I always enjoyed visiting production facilities and learning how chemicals are produced in reality! And yes, like somebody I know – you know who you are! 😉 – I also enjoyed taking a selfie with my protective gear on (hard hat, lab coat, eyewear, etc).
GFBiochemicals was kind enough to invite me to their press tour last week in Caserta, Italy, and get to know the staff as well as their levulinic acid production, their milestones and plans going forward. The company started operations of their levulinic acid plant in July using corn starch feedstock for now, but plans to switch to wood waste feedstock by next year.
The facility uses thermochemical conversion to produce levulinic acid, meaning there are no fermentation involved in this process.

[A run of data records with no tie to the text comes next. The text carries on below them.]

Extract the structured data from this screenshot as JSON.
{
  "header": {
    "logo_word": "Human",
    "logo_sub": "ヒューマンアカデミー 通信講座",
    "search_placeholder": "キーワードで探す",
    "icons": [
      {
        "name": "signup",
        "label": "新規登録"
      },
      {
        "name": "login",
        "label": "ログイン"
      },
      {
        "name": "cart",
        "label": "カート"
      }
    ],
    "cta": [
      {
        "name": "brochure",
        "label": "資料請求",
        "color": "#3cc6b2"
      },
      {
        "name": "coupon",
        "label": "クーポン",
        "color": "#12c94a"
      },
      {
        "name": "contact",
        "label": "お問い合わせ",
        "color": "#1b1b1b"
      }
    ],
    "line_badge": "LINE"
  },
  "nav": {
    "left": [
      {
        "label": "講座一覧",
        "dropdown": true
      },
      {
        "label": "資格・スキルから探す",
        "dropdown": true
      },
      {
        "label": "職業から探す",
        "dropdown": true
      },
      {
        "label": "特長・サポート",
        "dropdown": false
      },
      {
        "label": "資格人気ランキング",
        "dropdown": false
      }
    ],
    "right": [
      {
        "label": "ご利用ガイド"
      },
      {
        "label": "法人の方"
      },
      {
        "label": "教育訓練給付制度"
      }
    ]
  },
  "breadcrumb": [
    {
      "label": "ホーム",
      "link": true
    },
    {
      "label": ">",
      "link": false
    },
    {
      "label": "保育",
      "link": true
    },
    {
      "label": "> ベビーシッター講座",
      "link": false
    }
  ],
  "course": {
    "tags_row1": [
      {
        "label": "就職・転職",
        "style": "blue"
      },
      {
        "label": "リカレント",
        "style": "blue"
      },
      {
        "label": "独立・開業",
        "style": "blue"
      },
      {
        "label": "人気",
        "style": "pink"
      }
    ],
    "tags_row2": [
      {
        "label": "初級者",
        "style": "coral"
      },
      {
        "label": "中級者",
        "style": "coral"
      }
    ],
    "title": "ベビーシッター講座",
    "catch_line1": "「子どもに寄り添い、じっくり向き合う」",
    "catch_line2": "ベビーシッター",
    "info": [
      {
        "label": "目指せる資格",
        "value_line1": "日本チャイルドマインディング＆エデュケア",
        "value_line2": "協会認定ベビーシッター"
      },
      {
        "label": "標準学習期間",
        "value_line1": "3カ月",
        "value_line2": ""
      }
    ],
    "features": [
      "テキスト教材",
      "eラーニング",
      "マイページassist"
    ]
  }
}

Biomass pre-treatment will include acid hydrolysis for the conversion into C5 and C6 sugars. Co-products will include formic acid, furfural and char although there will be significantly less furfural production with the use of wood waste feedstock. Right now the company does not recover and purify formic acid but there will be plans to do this and sell it into the market in the future. The char is being used for energy.
Current levulinic acid production capacity for the Caserta facility is at 1,200 tons with plans to gradually increase to its full 10,000 ton- capacity by 2017. A world-scale 50 ktpa plant could be in the horizon by 2019 if all goes well with this market. The beauty of this bio-based building block is its target application markets are not affected as much with the volatility of crude oil pricing since most of its applications are low-volume, high-value products in a variety of specialty chemicals markets such as in flavors and fragrances, pharmaceutical, household and personal care, solvents, fuel additives, lubricants, polymer intermediates/additives, plasticizers, agrochemicals, etc. The challenge is the need for further market developments as current use of levulinic acid is limited due to low commercial availability and high price pre-GFBiochemicals era.
The company is offering a more sustainably-produced and a much lower levulinic acid price compared to incumbent products currently manufactured mostly from China. GFBiochemical’s technology reportedly enables continuous operation, has innovative recovery/purification technology, high conversion yield, uses 1-step conversion, and generates own energy from the by-product char. Market opportunity for the bio-based chemical building block is estimated at $30 billion and could be attained within 10 years with expanded commercial production of levulinic acid.
I actually first heard of GFBiochemicals last year but the privately-funded company was founded in 2008 with a team of managers and bio-engineers, some of whom have extensive prior experience of biomaterials production with DSM. In 2009, these group (I call them levulinic acid crusaders but don’t tell them that) leased the former Green Future S.r.l. levulinic acid facility in Caserta in order to develop and demonstrate its own technology, and with a new funding in 2013, it has rebranded to now what it’s called GFBiochemicals and fully acquired the Caserta facility by 2014.
GFBiochemicals said it has overhauled the previously known levulinic acid production in Caserta from top to bottom using their own patented technology. The Caserta plant has been retrofitted with new and modified conversion, recovery and purification technology.
Its first commercial shipments from the facility will start in Q1 2016 using industry standard shipping (e.g. 2-liter drum packaging). In terms of financing needs, the company said it will break-even by the time they increased their capacity to 4,500 tons next year. GFBiochemicals has also started discussions for commercial expansion outside Italy citing Brazil, Asia and even USA as possibilities. The technology can use any kind of lignocellulosic feedstock.
CAPEX needed for a greenfield 10 ktpa facility is around $80-200 million, which is reportedly a typical investment required for this type of chemical production. GFBiochemicals was lucky to have the Caserta facility available, which lessened down their CAPEX costs to start commercial production. Start-up problems were also not as challenging since the Caserta facility is originally geared toward levulinic acid production.
In terms of business strategies down the road, GFBiochemicals is not averse to licensing its technology although it prefers a partnership approach in terms of production.
You can read more about the market of levulinic acid, who are the producers, current prices, etc., in Tecnon OrbiChem’s Bio-Materials newsletter (subscription required).